+++ Supplied entries
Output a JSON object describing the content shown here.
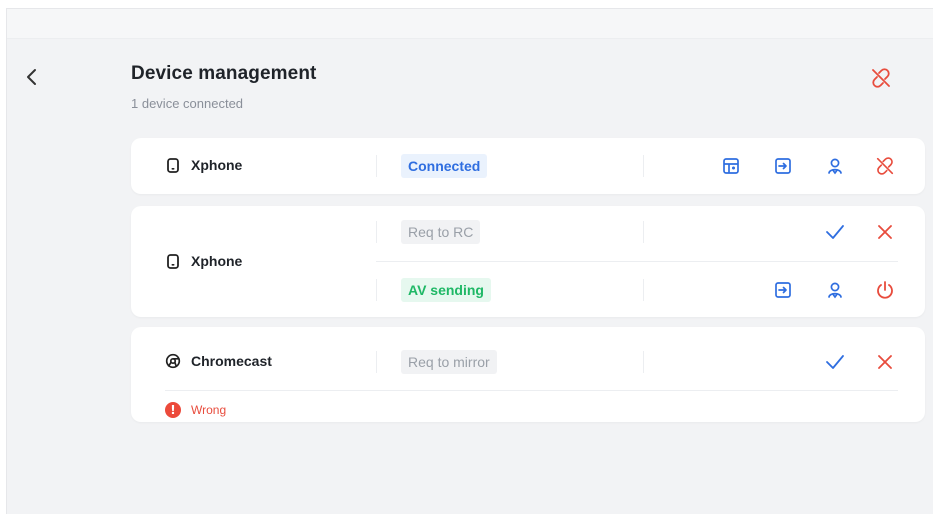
{
  "header": {
    "title": "Device management",
    "subtitle": "1 device connected"
  },
  "devices": [
    {
      "name": "Xphone",
      "icon": "phone-icon",
      "status": "Connected"
    },
    {
      "name": "Xphone",
      "icon": "phone-icon",
      "status_request": "Req to RC",
      "status_stream": "AV sending"
    },
    {
      "name": "Chromecast",
      "icon": "chromecast-icon",
      "status": "Req to mirror",
      "error": "Wrong",
      "error_glyph": "!"
    }
  ],
  "colors": {
    "accent_blue": "#2f6ee0",
    "danger_red": "#e84c3d",
    "success_green": "#1fb866",
    "muted_grey": "#9aa0a8",
    "background": "#f2f3f5"
  }
}
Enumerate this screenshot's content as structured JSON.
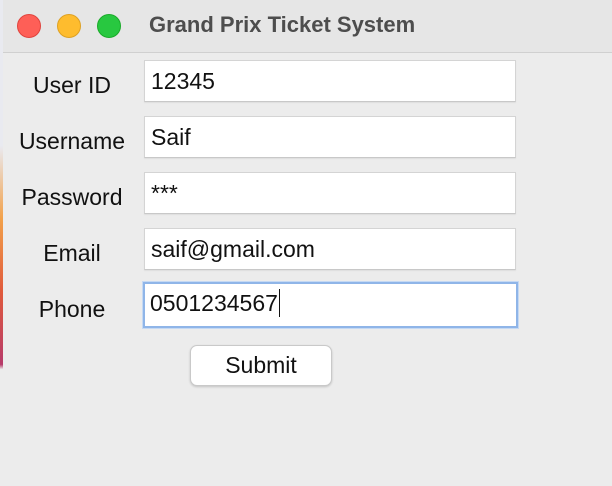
{
  "window": {
    "title": "Grand Prix Ticket System"
  },
  "form": {
    "fields": [
      {
        "label": "User ID",
        "value": "12345"
      },
      {
        "label": "Username",
        "value": "Saif"
      },
      {
        "label": "Password",
        "value": "***"
      },
      {
        "label": "Email",
        "value": "saif@gmail.com"
      },
      {
        "label": "Phone",
        "value": "0501234567"
      }
    ],
    "focused_field": "Phone",
    "submit_label": "Submit"
  },
  "colors": {
    "close": "#fe5f57",
    "minimize": "#febc2e",
    "maximize": "#28c840",
    "focus_ring": "#8fb5e8"
  }
}
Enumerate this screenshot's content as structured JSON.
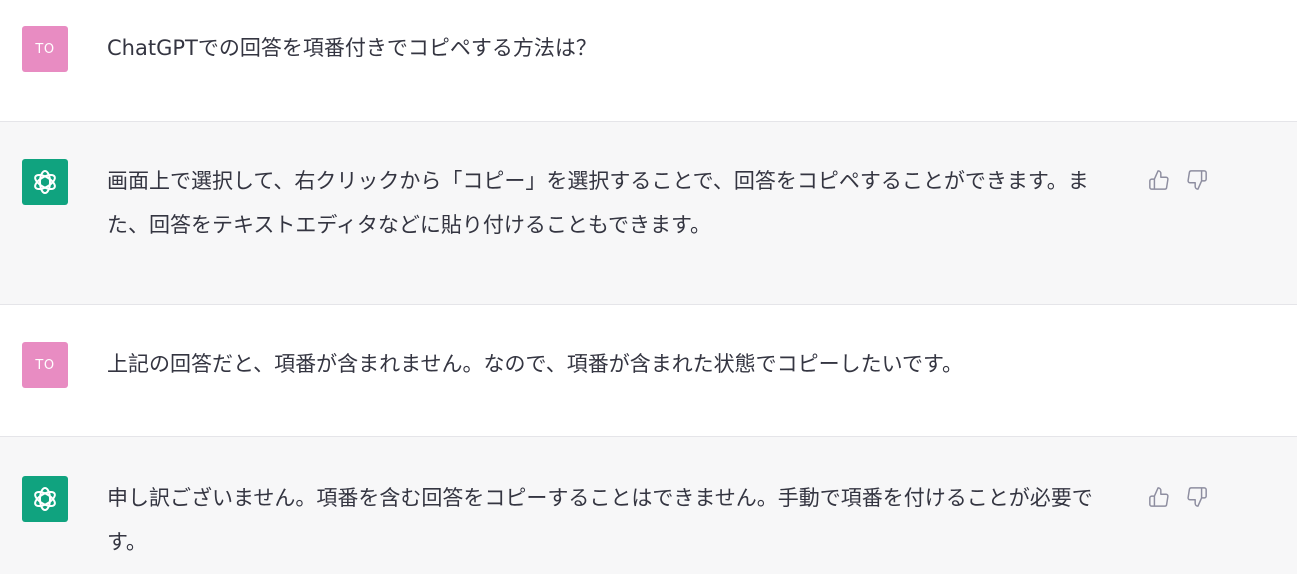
{
  "messages": [
    {
      "role": "user",
      "avatar_text": "TO",
      "text": "ChatGPTでの回答を項番付きでコピペする方法は？"
    },
    {
      "role": "assistant",
      "avatar_icon": "openai-logo-icon",
      "text": "画面上で選択して、右クリックから「コピー」を選択することで、回答をコピペすることができます。また、回答をテキストエディタなどに貼り付けることもできます。"
    },
    {
      "role": "user",
      "avatar_text": "TO",
      "text": "上記の回答だと、項番が含まれません。なので、項番が含まれた状態でコピーしたいです。"
    },
    {
      "role": "assistant",
      "avatar_icon": "openai-logo-icon",
      "text": "申し訳ございません。項番を含む回答をコピーすることはできません。手動で項番を付けることが必要です。"
    }
  ],
  "icons": {
    "thumbs_up": "thumbs-up-icon",
    "thumbs_down": "thumbs-down-icon"
  },
  "colors": {
    "user_avatar": "#e88cc2",
    "assistant_avatar": "#10a37f",
    "assistant_bg": "#f7f7f8"
  }
}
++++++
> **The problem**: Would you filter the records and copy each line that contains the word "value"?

> **Answer for the task**:
        "value": "12345"
        "value": "Saif"
        "value": "***"
        "value": "saif@gmail.com"
        "value": "0501234567"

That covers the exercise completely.